Required work: In the listing below, lines with the string "dotnet" are to be counted; the number is the entire reply.

--- Dataset excerpts Enclosed Below ---

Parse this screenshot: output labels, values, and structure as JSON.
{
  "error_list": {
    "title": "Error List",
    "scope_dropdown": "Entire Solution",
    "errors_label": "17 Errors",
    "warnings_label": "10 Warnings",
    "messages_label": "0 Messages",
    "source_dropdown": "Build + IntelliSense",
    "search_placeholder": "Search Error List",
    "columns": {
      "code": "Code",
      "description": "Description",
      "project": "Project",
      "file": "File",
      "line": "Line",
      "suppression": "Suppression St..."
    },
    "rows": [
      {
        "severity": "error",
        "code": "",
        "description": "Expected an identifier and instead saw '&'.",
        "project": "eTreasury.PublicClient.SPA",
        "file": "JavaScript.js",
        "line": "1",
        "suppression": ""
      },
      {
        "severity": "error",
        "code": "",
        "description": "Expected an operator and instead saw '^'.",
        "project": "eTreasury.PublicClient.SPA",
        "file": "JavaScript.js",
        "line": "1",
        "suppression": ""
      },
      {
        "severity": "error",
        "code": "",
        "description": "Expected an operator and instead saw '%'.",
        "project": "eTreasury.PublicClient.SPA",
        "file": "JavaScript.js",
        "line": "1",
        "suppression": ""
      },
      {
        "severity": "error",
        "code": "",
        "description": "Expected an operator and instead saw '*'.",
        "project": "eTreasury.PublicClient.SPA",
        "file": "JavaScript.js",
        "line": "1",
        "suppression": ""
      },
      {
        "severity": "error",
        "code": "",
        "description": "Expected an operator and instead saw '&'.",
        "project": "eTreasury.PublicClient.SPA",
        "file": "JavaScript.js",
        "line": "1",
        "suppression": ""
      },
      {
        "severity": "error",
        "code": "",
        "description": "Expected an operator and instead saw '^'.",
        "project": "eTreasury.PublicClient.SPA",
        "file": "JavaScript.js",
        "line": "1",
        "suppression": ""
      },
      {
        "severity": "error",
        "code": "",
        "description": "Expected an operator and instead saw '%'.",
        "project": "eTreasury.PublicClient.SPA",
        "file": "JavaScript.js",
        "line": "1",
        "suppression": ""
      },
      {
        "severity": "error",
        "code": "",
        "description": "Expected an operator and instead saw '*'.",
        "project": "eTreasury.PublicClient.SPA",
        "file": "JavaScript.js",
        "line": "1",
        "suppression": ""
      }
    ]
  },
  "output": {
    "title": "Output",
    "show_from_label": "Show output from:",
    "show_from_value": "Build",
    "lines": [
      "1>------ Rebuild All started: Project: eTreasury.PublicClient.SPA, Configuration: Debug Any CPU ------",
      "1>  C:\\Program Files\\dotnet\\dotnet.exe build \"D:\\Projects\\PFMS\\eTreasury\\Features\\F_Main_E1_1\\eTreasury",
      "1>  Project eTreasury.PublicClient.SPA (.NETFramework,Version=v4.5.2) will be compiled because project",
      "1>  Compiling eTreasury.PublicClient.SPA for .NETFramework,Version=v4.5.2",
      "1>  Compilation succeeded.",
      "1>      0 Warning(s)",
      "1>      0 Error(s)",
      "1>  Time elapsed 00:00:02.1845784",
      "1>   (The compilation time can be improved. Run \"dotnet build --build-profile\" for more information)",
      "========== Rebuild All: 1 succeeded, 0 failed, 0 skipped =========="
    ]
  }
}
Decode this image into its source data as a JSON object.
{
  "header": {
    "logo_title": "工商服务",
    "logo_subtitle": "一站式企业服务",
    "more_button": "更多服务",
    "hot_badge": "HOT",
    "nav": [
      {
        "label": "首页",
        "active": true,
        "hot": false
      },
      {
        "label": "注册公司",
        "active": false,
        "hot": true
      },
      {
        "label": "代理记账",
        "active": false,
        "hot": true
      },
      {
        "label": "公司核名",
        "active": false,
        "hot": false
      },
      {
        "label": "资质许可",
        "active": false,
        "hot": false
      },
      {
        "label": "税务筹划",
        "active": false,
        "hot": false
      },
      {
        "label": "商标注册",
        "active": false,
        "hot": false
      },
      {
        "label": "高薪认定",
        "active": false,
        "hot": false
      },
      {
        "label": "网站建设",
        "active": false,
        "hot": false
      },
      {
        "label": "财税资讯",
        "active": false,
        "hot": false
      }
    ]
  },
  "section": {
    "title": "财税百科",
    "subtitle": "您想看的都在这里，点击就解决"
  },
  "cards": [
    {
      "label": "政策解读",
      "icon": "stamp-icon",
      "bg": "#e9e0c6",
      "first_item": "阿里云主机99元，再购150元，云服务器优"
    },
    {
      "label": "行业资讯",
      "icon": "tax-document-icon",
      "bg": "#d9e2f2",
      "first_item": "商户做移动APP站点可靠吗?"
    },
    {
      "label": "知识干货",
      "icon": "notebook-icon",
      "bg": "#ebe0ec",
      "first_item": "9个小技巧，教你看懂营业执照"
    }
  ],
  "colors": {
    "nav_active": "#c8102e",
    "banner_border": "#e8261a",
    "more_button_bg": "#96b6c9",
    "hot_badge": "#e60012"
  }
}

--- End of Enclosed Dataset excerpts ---

Output below: 2